◆ Task instructions ◆
The records are to be copied exactly and in full.
== Source material
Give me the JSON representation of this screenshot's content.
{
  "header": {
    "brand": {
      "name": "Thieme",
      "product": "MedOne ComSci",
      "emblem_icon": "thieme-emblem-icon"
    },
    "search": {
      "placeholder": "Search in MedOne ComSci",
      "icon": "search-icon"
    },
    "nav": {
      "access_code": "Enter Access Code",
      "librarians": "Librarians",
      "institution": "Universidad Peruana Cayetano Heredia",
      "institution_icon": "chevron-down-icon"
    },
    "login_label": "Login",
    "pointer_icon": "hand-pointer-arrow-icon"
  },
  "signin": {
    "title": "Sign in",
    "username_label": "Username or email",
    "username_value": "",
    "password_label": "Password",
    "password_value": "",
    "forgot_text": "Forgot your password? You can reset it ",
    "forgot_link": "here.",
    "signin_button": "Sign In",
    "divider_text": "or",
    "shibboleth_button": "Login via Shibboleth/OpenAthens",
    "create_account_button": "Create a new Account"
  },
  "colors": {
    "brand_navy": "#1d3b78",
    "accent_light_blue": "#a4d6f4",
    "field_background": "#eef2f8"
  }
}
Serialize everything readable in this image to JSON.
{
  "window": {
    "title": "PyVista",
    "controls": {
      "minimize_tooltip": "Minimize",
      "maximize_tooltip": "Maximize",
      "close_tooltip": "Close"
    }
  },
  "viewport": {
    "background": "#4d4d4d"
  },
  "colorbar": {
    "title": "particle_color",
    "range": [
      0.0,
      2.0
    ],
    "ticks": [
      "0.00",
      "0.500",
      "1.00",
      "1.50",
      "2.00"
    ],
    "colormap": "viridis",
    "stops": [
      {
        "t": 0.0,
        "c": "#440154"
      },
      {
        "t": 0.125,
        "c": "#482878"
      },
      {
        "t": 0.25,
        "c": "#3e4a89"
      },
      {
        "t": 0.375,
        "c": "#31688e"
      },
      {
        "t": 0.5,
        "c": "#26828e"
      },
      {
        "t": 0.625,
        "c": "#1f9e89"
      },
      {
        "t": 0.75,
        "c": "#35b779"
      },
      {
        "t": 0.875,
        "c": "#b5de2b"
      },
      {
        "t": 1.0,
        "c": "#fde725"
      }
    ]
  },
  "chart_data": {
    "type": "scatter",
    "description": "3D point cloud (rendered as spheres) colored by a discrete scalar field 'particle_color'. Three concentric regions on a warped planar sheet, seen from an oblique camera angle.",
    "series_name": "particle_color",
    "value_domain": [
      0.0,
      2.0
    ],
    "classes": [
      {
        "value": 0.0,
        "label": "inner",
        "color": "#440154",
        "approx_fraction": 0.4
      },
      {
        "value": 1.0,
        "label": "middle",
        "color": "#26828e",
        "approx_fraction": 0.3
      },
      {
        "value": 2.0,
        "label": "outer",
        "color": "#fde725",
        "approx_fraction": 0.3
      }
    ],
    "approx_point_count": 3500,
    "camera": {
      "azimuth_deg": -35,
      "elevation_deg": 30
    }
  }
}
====
◆ Exercise answer ◆
Give me the JSON representation of this screenshot's content.
{
  "header": {
    "brand": {
      "name": "Thieme",
      "product": "MedOne ComSci",
      "emblem_icon": "thieme-emblem-icon"
    },
    "search": {
      "placeholder": "Search in MedOne ComSci",
      "icon": "search-icon"
    },
    "nav": {
      "access_code": "Enter Access Code",
      "librarians": "Librarians",
      "institution": "Universidad Peruana Cayetano Heredia",
      "institution_icon": "chevron-down-icon"
    },
    "login_label": "Login",
    "pointer_icon": "hand-pointer-arrow-icon"
  },
  "signin": {
    "title": "Sign in",
    "username_label": "Username or email",
    "username_value": "",
    "password_label": "Password",
    "password_value": "",
    "forgot_text": "Forgot your password? You can reset it ",
    "forgot_link": "here.",
    "signin_button": "Sign In",
    "divider_text": "or",
    "shibboleth_button": "Login via Shibboleth/OpenAthens",
    "create_account_button": "Create a new Account"
  },
  "colors": {
    "brand_navy": "#1d3b78",
    "accent_light_blue": "#a4d6f4",
    "field_background": "#eef2f8"
  }
}
Serialize everything readable in this image to JSON.
{
  "window": {
    "title": "PyVista",
    "controls": {
      "minimize_tooltip": "Minimize",
      "maximize_tooltip": "Maximize",
      "close_tooltip": "Close"
    }
  },
  "viewport": {
    "background": "#4d4d4d"
  },
  "colorbar": {
    "title": "particle_color",
    "range": [
      0.0,
      2.0
    ],
    "ticks": [
      "0.00",
      "0.500",
      "1.00",
      "1.50",
      "2.00"
    ],
    "colormap": "viridis",
    "stops": [
      {
        "t": 0.0,
        "c": "#440154"
      },
      {
        "t": 0.125,
        "c": "#482878"
      },
      {
        "t": 0.25,
        "c": "#3e4a89"
      },
      {
        "t": 0.375,
        "c": "#31688e"
      },
      {
        "t": 0.5,
        "c": "#26828e"
      },
      {
        "t": 0.625,
        "c": "#1f9e89"
      },
      {
        "t": 0.75,
        "c": "#35b779"
      },
      {
        "t": 0.875,
        "c": "#b5de2b"
      },
      {
        "t": 1.0,
        "c": "#fde725"
      }
    ]
  },
  "chart_data": {
    "type": "scatter",
    "description": "3D point cloud (rendered as spheres) colored by a discrete scalar field 'particle_color'. Three concentric regions on a warped planar sheet, seen from an oblique camera angle.",
    "series_name": "particle_color",
    "value_domain": [
      0.0,
      2.0
    ],
    "classes": [
      {
        "value": 0.0,
        "label": "inner",
        "color": "#440154",
        "approx_fraction": 0.4
      },
      {
        "value": 1.0,
        "label": "middle",
        "color": "#26828e",
        "approx_fraction": 0.3
      },
      {
        "value": 2.0,
        "label": "outer",
        "color": "#fde725",
        "approx_fraction": 0.3
      }
    ],
    "approx_point_count": 3500,
    "camera": {
      "azimuth_deg": -35,
      "elevation_deg": 30
    }
  }
}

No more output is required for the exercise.